Elbrus with Earth's Edge 2

8 facts about Mount Elbrus

Climb Elbrus with Earth's Edge

Are you plotting a future trip to Mount Elbrus? If you want to get excited about your expedition (or simply want to impress your fellow trekkers with your brainpower, we’ve got some facts about Mount Elbrus that are sure to impress…

8 facts about Mount Elbrus

  1. Elbrus is part of the Caucasus mountain range, near the Georgian border in the south of Russia. The Caucasus technically sits in Asia and Europe, although most geographers place it in Europe. So it’s a mountain range that spans two continents!
  2. Elbrus is the tallest mountain in Europe and one of the Seven Summits.
  3. Mount Elbrus itself has two summits. The highest is the West Summit, at 5,642m. Just 21cm shorter is the East Summit. It doesn’t matter which you climb, though. Summit at either point and you will have climbed Elbrus.
  4. Mount Elbrus is home to 22 glaciers that feed 3 rivers, Baksan, Malka and Kuban.
  5. The mountain is covered in snow all year round (so pack your thermals!)
  6. The first person to reach the summit of Elbrus was Kabardinian Killar Khashirov in 1829. He was a guide for the Russian army scientific expedition.
  7. In 1997, the Russian adventurer Alexander Abramov actually drove a modified Land Rover all the way to the summit. That little jaunt was the highest mountain ever climbed by a vehicle.
  8. The best time to climb Elbrus is in July and August, when the weather is at its most stable. But even in the summer, the temperature can drop to -8c at night. Fog can also appear out of nowhere, at any time of the year.
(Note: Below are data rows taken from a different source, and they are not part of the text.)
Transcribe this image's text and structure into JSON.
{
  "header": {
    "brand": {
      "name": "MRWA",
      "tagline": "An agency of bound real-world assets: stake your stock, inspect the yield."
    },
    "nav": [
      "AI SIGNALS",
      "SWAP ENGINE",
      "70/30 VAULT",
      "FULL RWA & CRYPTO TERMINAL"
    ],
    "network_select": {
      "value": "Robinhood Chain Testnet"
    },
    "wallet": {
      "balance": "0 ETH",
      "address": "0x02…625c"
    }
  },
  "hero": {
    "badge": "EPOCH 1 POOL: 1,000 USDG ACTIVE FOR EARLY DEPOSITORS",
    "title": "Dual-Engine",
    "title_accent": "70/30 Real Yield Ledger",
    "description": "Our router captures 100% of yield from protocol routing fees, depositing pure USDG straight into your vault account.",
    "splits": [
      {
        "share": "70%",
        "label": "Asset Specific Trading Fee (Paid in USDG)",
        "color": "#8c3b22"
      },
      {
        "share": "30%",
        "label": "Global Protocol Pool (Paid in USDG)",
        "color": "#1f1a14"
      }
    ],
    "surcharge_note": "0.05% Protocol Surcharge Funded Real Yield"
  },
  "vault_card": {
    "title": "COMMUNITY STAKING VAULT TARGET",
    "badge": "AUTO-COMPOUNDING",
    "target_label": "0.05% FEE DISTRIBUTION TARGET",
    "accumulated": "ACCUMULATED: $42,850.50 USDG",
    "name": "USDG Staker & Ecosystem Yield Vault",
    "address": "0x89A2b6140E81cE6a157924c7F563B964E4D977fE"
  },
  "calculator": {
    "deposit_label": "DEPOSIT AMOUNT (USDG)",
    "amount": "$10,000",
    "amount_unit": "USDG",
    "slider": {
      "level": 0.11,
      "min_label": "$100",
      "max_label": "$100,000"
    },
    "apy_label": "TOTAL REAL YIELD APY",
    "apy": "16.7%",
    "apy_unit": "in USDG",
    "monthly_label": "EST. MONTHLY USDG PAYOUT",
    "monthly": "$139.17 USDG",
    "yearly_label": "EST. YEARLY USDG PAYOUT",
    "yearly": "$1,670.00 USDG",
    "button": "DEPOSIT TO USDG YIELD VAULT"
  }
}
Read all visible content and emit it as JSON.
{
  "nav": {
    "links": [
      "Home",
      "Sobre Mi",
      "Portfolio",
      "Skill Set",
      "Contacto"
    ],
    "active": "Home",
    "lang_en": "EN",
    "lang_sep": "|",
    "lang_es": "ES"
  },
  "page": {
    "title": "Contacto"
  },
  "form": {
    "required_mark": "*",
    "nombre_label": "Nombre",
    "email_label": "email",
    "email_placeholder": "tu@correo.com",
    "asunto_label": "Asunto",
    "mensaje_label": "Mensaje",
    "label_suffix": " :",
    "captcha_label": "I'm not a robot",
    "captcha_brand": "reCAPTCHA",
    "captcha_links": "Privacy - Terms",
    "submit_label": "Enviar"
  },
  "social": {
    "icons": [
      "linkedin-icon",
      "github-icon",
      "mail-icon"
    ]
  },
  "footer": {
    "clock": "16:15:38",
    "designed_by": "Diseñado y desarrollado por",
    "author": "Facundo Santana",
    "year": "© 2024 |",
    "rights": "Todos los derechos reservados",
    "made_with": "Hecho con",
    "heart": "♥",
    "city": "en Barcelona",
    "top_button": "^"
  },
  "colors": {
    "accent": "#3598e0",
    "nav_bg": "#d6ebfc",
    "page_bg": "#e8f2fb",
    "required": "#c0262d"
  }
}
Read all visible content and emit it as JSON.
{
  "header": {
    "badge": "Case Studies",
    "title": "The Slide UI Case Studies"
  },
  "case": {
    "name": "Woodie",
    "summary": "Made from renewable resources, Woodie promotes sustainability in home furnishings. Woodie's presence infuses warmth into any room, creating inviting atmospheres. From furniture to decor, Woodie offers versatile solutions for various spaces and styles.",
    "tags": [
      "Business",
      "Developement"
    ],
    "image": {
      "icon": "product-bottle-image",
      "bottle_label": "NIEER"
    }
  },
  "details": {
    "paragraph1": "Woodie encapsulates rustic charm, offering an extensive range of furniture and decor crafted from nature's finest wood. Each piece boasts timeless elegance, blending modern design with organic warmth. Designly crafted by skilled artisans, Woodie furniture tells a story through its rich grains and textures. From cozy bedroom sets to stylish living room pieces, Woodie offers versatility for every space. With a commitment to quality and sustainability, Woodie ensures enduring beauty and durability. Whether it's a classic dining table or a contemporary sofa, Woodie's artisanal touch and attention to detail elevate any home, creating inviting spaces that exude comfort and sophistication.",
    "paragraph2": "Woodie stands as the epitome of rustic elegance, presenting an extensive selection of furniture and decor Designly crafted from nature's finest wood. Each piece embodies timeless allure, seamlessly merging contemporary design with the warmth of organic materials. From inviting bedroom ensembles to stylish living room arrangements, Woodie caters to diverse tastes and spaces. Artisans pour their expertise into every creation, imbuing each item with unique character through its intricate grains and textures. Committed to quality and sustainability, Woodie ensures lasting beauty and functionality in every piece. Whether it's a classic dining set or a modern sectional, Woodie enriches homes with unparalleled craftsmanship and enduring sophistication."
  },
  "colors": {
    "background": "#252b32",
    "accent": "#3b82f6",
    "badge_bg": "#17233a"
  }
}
Ready to pack your hiking boots and make your way to Elbrus? You can read all about our expedition to Mount Elbrus here.

Climb Mount Elbrus with Earth's Edge

Related Posts